Image: Road to Rio logo designed by Chosen Hill pupils

Taking part in an innovative project inspired by the 2016 Olympic Games, 30 students from Chosen Hill School will be holding their own Olympic event at the Prince of Wales Stadium in Cheltenham.

Published: 20/06/2016 12:41

Taking part in an innovative project inspired by the 2016 Olympic Games, 30 students from Chosen Hill School will be holding their own Olympic event at the Prince of Wales Stadium in Cheltenham.

Working with the University of Gloucestershire’s Outreach Team, the Year 10 pupils, aged 14 and 15, have designed their own logo, created a promotional video, and constructed a programme of sports events which will take place at the Prince of Wales Stadium in Cheltenham on 27 June.

The aim of the project is to inspire students to discover new careers and discover courses and subjects in the media, performing arts, sport, business and art. And on 22 June they will travel to London with university staff to visit the Sky Skills Studio and gain hands on experience from industry specialists and explore professional studios.

Jack Hinchey, graduate advocate at the University of Gloucestershire, said:  “We really wanted to immerse students into these dynamic industries and inspire them to discover careers they may never have considered. So far we are all amazed by the quality of work the class has produced and we look forward to seeing them adopt these professional roles at the Prince of Wales Stadium.”

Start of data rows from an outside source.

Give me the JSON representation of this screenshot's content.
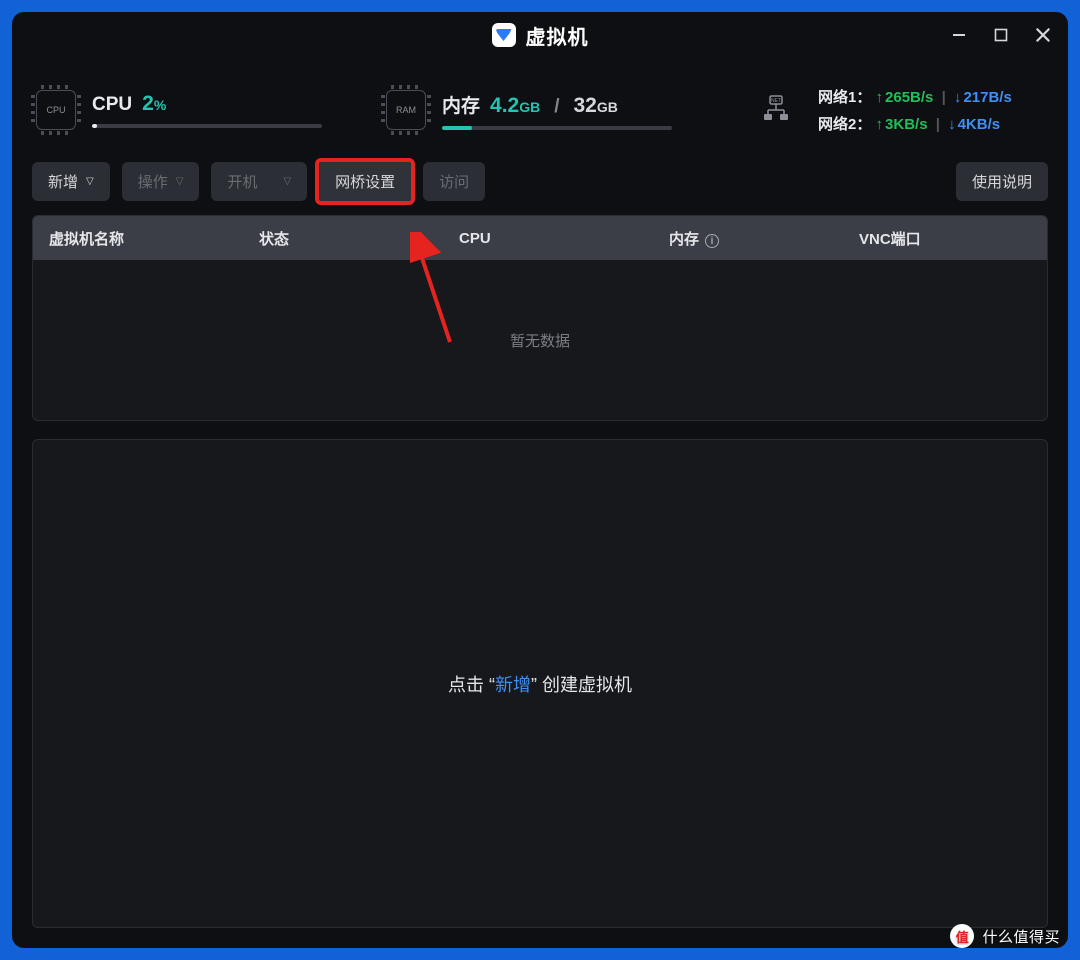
{
  "title": "虚拟机",
  "stats": {
    "cpu": {
      "label": "CPU",
      "value": "2",
      "unit": "%"
    },
    "mem": {
      "label": "内存",
      "used": "4.2",
      "used_unit": "GB",
      "total": "32",
      "total_unit": "GB"
    },
    "net": [
      {
        "label": "网络1：",
        "up": "265B/s",
        "down": "217B/s"
      },
      {
        "label": "网络2：",
        "up": "3KB/s",
        "down": "4KB/s"
      }
    ]
  },
  "toolbar": {
    "add": "新增",
    "action": "操作",
    "power": "开机",
    "bridge": "网桥设置",
    "visit": "访问",
    "help": "使用说明"
  },
  "columns": {
    "name": "虚拟机名称",
    "status": "状态",
    "cpu": "CPU",
    "mem": "内存",
    "vnc": "VNC端口"
  },
  "empty": "暂无数据",
  "promo": {
    "pre": "点击",
    "q1": "“",
    "accent": "新增",
    "q2": "”",
    "post": "创建虚拟机"
  },
  "watermark": {
    "badge": "值",
    "text": "什么值得买"
  },
  "colors": {
    "accent": "#3f8ff4",
    "teal": "#24c4b2",
    "red": "#e5231f",
    "green": "#1fbf5a"
  }
}
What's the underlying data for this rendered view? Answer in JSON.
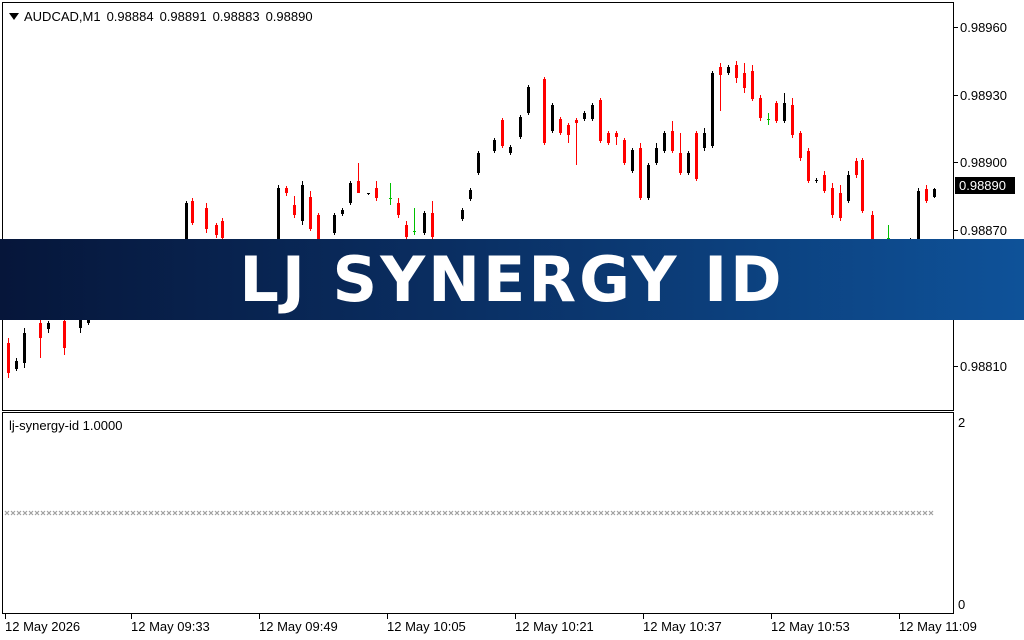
{
  "chart": {
    "symbol": "AUDCAD,M1",
    "ohlc": [
      "0.98884",
      "0.98891",
      "0.98883",
      "0.98890"
    ],
    "current_price": "0.98890",
    "price_labels": [
      {
        "text": "0.98960",
        "value": 0.9896
      },
      {
        "text": "0.98930",
        "value": 0.9893
      },
      {
        "text": "0.98900",
        "value": 0.989
      },
      {
        "text": "0.98870",
        "value": 0.9887
      },
      {
        "text": "0.98810",
        "value": 0.9881
      }
    ],
    "time_labels": [
      "12 May 2026",
      "12 May 09:33",
      "12 May 09:49",
      "12 May 10:05",
      "12 May 10:21",
      "12 May 10:37",
      "12 May 10:53",
      "12 May 11:09"
    ],
    "colors": {
      "bull": "#000000",
      "bear": "#ff0000",
      "doji": "#00c000"
    }
  },
  "indicator": {
    "label": "lj-synergy-id 1.0000",
    "scale_top": "2",
    "scale_bottom": "0",
    "value": 1,
    "marker_color": "#a0a0a0"
  },
  "banner": {
    "text": "LJ SYNERGY ID"
  }
}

Sarah Thomas, Head of Year (Sixth Form) at Chosen Hill School, said: "This has been a great opportunity for our Y10 students to get a taste of study at university whilst raising their awareness of the wide range of courses available. They have been able to link the courses to real examples of how the theory is used in the workplace and I have been impressed with the level of engagement and enthusiasm shown by both them and the university staff during the project. The fact that students who, in many cases, had not considered university before were excitedly discussing possible courses on their return to school shows the value of developing links like this."